Stored items from a collection:
============

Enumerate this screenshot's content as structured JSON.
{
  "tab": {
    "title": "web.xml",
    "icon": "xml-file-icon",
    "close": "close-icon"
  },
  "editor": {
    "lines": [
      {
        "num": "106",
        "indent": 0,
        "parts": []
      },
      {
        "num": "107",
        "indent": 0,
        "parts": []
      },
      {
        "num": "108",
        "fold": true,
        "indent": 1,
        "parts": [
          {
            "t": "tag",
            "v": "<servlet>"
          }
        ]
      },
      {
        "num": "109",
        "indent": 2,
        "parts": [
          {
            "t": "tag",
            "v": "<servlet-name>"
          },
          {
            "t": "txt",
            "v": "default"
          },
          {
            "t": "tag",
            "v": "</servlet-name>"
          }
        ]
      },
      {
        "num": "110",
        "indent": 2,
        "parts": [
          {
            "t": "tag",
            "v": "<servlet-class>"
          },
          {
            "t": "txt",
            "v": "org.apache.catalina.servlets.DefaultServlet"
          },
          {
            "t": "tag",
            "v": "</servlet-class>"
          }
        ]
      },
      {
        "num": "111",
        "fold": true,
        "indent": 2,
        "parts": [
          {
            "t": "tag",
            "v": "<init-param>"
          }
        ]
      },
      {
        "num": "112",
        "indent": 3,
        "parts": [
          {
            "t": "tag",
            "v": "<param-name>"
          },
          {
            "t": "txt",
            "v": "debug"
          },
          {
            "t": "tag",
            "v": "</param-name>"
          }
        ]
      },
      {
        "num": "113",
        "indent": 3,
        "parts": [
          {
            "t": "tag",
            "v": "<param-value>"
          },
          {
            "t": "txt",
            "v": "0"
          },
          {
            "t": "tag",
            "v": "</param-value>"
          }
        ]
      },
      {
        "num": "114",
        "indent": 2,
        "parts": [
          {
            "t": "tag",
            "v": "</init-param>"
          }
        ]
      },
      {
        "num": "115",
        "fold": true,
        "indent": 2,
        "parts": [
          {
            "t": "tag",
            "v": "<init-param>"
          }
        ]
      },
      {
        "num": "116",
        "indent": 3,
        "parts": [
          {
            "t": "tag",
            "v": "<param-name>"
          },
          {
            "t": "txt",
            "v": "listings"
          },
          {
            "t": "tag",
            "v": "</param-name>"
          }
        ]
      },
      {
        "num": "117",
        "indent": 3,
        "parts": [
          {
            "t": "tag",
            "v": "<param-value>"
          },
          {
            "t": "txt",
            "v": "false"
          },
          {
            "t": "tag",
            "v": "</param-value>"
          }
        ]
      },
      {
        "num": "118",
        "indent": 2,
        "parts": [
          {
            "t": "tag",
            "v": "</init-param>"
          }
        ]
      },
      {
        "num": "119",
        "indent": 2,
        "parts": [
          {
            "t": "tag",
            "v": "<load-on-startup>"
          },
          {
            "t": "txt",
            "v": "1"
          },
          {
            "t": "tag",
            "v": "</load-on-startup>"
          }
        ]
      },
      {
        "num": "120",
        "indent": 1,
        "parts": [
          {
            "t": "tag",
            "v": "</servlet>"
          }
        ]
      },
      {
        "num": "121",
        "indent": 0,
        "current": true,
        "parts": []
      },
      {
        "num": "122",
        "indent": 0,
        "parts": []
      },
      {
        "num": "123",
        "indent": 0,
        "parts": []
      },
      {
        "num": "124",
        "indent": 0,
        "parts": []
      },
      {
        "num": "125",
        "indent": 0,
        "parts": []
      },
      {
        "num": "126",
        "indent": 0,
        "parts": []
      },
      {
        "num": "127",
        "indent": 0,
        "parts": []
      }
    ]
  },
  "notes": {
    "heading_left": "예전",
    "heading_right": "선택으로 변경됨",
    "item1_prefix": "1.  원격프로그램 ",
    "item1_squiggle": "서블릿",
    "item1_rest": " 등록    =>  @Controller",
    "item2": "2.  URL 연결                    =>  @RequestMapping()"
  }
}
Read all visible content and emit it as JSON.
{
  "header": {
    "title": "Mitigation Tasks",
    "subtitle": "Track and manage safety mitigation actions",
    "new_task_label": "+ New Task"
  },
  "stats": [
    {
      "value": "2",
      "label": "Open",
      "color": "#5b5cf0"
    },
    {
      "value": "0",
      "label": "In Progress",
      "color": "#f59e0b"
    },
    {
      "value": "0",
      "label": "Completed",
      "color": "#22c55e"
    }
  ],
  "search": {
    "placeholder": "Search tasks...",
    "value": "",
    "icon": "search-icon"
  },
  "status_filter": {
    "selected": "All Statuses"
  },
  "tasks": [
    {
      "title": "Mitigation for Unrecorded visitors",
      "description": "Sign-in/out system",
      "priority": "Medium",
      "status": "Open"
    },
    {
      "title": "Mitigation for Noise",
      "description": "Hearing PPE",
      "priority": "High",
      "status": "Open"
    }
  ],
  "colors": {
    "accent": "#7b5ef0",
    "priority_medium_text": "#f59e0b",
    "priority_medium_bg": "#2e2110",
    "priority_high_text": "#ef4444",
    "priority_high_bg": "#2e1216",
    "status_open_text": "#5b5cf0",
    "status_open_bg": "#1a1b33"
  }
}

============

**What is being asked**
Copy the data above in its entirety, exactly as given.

**Output for this exercise**
Enumerate this screenshot's content as structured JSON.
{
  "tab": {
    "title": "web.xml",
    "icon": "xml-file-icon",
    "close": "close-icon"
  },
  "editor": {
    "lines": [
      {
        "num": "106",
        "indent": 0,
        "parts": []
      },
      {
        "num": "107",
        "indent": 0,
        "parts": []
      },
      {
        "num": "108",
        "fold": true,
        "indent": 1,
        "parts": [
          {
            "t": "tag",
            "v": "<servlet>"
          }
        ]
      },
      {
        "num": "109",
        "indent": 2,
        "parts": [
          {
            "t": "tag",
            "v": "<servlet-name>"
          },
          {
            "t": "txt",
            "v": "default"
          },
          {
            "t": "tag",
            "v": "</servlet-name>"
          }
        ]
      },
      {
        "num": "110",
        "indent": 2,
        "parts": [
          {
            "t": "tag",
            "v": "<servlet-class>"
          },
          {
            "t": "txt",
            "v": "org.apache.catalina.servlets.DefaultServlet"
          },
          {
            "t": "tag",
            "v": "</servlet-class>"
          }
        ]
      },
      {
        "num": "111",
        "fold": true,
        "indent": 2,
        "parts": [
          {
            "t": "tag",
            "v": "<init-param>"
          }
        ]
      },
      {
        "num": "112",
        "indent": 3,
        "parts": [
          {
            "t": "tag",
            "v": "<param-name>"
          },
          {
            "t": "txt",
            "v": "debug"
          },
          {
            "t": "tag",
            "v": "</param-name>"
          }
        ]
      },
      {
        "num": "113",
        "indent": 3,
        "parts": [
          {
            "t": "tag",
            "v": "<param-value>"
          },
          {
            "t": "txt",
            "v": "0"
          },
          {
            "t": "tag",
            "v": "</param-value>"
          }
        ]
      },
      {
        "num": "114",
        "indent": 2,
        "parts": [
          {
            "t": "tag",
            "v": "</init-param>"
          }
        ]
      },
      {
        "num": "115",
        "fold": true,
        "indent": 2,
        "parts": [
          {
            "t": "tag",
            "v": "<init-param>"
          }
        ]
      },
      {
        "num": "116",
        "indent": 3,
        "parts": [
          {
            "t": "tag",
            "v": "<param-name>"
          },
          {
            "t": "txt",
            "v": "listings"
          },
          {
            "t": "tag",
            "v": "</param-name>"
          }
        ]
      },
      {
        "num": "117",
        "indent": 3,
        "parts": [
          {
            "t": "tag",
            "v": "<param-value>"
          },
          {
            "t": "txt",
            "v": "false"
          },
          {
            "t": "tag",
            "v": "</param-value>"
          }
        ]
      },
      {
        "num": "118",
        "indent": 2,
        "parts": [
          {
            "t": "tag",
            "v": "</init-param>"
          }
        ]
      },
      {
        "num": "119",
        "indent": 2,
        "parts": [
          {
            "t": "tag",
            "v": "<load-on-startup>"
          },
          {
            "t": "txt",
            "v": "1"
          },
          {
            "t": "tag",
            "v": "</load-on-startup>"
          }
        ]
      },
      {
        "num": "120",
        "indent": 1,
        "parts": [
          {
            "t": "tag",
            "v": "</servlet>"
          }
        ]
      },
      {
        "num": "121",
        "indent": 0,
        "current": true,
        "parts": []
      },
      {
        "num": "122",
        "indent": 0,
        "parts": []
      },
      {
        "num": "123",
        "indent": 0,
        "parts": []
      },
      {
        "num": "124",
        "indent": 0,
        "parts": []
      },
      {
        "num": "125",
        "indent": 0,
        "parts": []
      },
      {
        "num": "126",
        "indent": 0,
        "parts": []
      },
      {
        "num": "127",
        "indent": 0,
        "parts": []
      }
    ]
  },
  "notes": {
    "heading_left": "예전",
    "heading_right": "선택으로 변경됨",
    "item1_prefix": "1.  원격프로그램 ",
    "item1_squiggle": "서블릿",
    "item1_rest": " 등록    =>  @Controller",
    "item2": "2.  URL 연결                    =>  @RequestMapping()"
  }
}
Read all visible content and emit it as JSON.
{
  "header": {
    "title": "Mitigation Tasks",
    "subtitle": "Track and manage safety mitigation actions",
    "new_task_label": "+ New Task"
  },
  "stats": [
    {
      "value": "2",
      "label": "Open",
      "color": "#5b5cf0"
    },
    {
      "value": "0",
      "label": "In Progress",
      "color": "#f59e0b"
    },
    {
      "value": "0",
      "label": "Completed",
      "color": "#22c55e"
    }
  ],
  "search": {
    "placeholder": "Search tasks...",
    "value": "",
    "icon": "search-icon"
  },
  "status_filter": {
    "selected": "All Statuses"
  },
  "tasks": [
    {
      "title": "Mitigation for Unrecorded visitors",
      "description": "Sign-in/out system",
      "priority": "Medium",
      "status": "Open"
    },
    {
      "title": "Mitigation for Noise",
      "description": "Hearing PPE",
      "priority": "High",
      "status": "Open"
    }
  ],
  "colors": {
    "accent": "#7b5ef0",
    "priority_medium_text": "#f59e0b",
    "priority_medium_bg": "#2e2110",
    "priority_high_text": "#ef4444",
    "priority_high_bg": "#2e1216",
    "status_open_text": "#5b5cf0",
    "status_open_bg": "#1a1b33"
  }
}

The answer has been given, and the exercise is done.